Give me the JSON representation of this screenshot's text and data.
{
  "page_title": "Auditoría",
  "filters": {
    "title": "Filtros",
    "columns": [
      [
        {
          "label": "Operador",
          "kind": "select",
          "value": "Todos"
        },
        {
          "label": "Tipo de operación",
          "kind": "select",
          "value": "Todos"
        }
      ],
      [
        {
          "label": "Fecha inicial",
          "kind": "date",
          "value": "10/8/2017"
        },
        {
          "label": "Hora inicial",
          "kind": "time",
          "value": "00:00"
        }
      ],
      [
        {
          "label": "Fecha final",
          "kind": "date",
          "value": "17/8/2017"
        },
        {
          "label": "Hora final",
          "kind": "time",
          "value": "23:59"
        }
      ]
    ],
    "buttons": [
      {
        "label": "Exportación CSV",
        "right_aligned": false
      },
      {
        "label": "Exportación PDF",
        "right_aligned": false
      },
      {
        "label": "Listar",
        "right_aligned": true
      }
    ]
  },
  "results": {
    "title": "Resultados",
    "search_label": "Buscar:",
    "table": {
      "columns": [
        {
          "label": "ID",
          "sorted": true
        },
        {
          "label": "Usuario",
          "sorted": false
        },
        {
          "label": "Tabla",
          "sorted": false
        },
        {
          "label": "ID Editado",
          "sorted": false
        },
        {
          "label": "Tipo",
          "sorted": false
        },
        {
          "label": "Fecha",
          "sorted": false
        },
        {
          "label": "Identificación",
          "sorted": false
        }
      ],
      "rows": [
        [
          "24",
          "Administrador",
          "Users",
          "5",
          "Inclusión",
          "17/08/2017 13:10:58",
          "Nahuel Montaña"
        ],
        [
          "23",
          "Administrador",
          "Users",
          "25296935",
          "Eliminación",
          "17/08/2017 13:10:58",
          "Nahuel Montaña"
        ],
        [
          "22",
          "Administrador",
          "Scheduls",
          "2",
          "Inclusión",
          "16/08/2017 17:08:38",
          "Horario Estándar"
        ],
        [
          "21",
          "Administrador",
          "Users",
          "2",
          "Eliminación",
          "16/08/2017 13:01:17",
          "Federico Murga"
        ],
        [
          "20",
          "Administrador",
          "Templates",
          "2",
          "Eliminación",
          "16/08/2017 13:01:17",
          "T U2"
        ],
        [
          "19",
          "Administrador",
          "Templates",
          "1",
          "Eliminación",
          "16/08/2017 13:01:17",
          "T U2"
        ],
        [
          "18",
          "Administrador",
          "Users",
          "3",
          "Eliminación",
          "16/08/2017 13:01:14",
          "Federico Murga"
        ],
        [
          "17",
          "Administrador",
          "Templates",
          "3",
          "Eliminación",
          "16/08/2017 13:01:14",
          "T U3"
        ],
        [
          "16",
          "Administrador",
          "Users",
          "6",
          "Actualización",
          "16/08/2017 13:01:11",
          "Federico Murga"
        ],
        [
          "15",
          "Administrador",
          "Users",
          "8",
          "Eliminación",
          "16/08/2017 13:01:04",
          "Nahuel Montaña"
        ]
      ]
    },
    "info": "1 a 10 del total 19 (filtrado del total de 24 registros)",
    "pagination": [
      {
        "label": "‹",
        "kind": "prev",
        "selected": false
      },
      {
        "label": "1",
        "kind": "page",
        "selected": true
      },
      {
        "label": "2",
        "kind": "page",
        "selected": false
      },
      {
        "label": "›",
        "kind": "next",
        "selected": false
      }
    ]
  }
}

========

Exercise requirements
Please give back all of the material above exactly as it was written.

Output for this task
Give me the JSON representation of this screenshot's text and data.
{
  "page_title": "Auditoría",
  "filters": {
    "title": "Filtros",
    "columns": [
      [
        {
          "label": "Operador",
          "kind": "select",
          "value": "Todos"
        },
        {
          "label": "Tipo de operación",
          "kind": "select",
          "value": "Todos"
        }
      ],
      [
        {
          "label": "Fecha inicial",
          "kind": "date",
          "value": "10/8/2017"
        },
        {
          "label": "Hora inicial",
          "kind": "time",
          "value": "00:00"
        }
      ],
      [
        {
          "label": "Fecha final",
          "kind": "date",
          "value": "17/8/2017"
        },
        {
          "label": "Hora final",
          "kind": "time",
          "value": "23:59"
        }
      ]
    ],
    "buttons": [
      {
        "label": "Exportación CSV",
        "right_aligned": false
      },
      {
        "label": "Exportación PDF",
        "right_aligned": false
      },
      {
        "label": "Listar",
        "right_aligned": true
      }
    ]
  },
  "results": {
    "title": "Resultados",
    "search_label": "Buscar:",
    "table": {
      "columns": [
        {
          "label": "ID",
          "sorted": true
        },
        {
          "label": "Usuario",
          "sorted": false
        },
        {
          "label": "Tabla",
          "sorted": false
        },
        {
          "label": "ID Editado",
          "sorted": false
        },
        {
          "label": "Tipo",
          "sorted": false
        },
        {
          "label": "Fecha",
          "sorted": false
        },
        {
          "label": "Identificación",
          "sorted": false
        }
      ],
      "rows": [
        [
          "24",
          "Administrador",
          "Users",
          "5",
          "Inclusión",
          "17/08/2017 13:10:58",
          "Nahuel Montaña"
        ],
        [
          "23",
          "Administrador",
          "Users",
          "25296935",
          "Eliminación",
          "17/08/2017 13:10:58",
          "Nahuel Montaña"
        ],
        [
          "22",
          "Administrador",
          "Scheduls",
          "2",
          "Inclusión",
          "16/08/2017 17:08:38",
          "Horario Estándar"
        ],
        [
          "21",
          "Administrador",
          "Users",
          "2",
          "Eliminación",
          "16/08/2017 13:01:17",
          "Federico Murga"
        ],
        [
          "20",
          "Administrador",
          "Templates",
          "2",
          "Eliminación",
          "16/08/2017 13:01:17",
          "T U2"
        ],
        [
          "19",
          "Administrador",
          "Templates",
          "1",
          "Eliminación",
          "16/08/2017 13:01:17",
          "T U2"
        ],
        [
          "18",
          "Administrador",
          "Users",
          "3",
          "Eliminación",
          "16/08/2017 13:01:14",
          "Federico Murga"
        ],
        [
          "17",
          "Administrador",
          "Templates",
          "3",
          "Eliminación",
          "16/08/2017 13:01:14",
          "T U3"
        ],
        [
          "16",
          "Administrador",
          "Users",
          "6",
          "Actualización",
          "16/08/2017 13:01:11",
          "Federico Murga"
        ],
        [
          "15",
          "Administrador",
          "Users",
          "8",
          "Eliminación",
          "16/08/2017 13:01:04",
          "Nahuel Montaña"
        ]
      ]
    },
    "info": "1 a 10 del total 19 (filtrado del total de 24 registros)",
    "pagination": [
      {
        "label": "‹",
        "kind": "prev",
        "selected": false
      },
      {
        "label": "1",
        "kind": "page",
        "selected": true
      },
      {
        "label": "2",
        "kind": "page",
        "selected": false
      },
      {
        "label": "›",
        "kind": "next",
        "selected": false
      }
    ]
  }
}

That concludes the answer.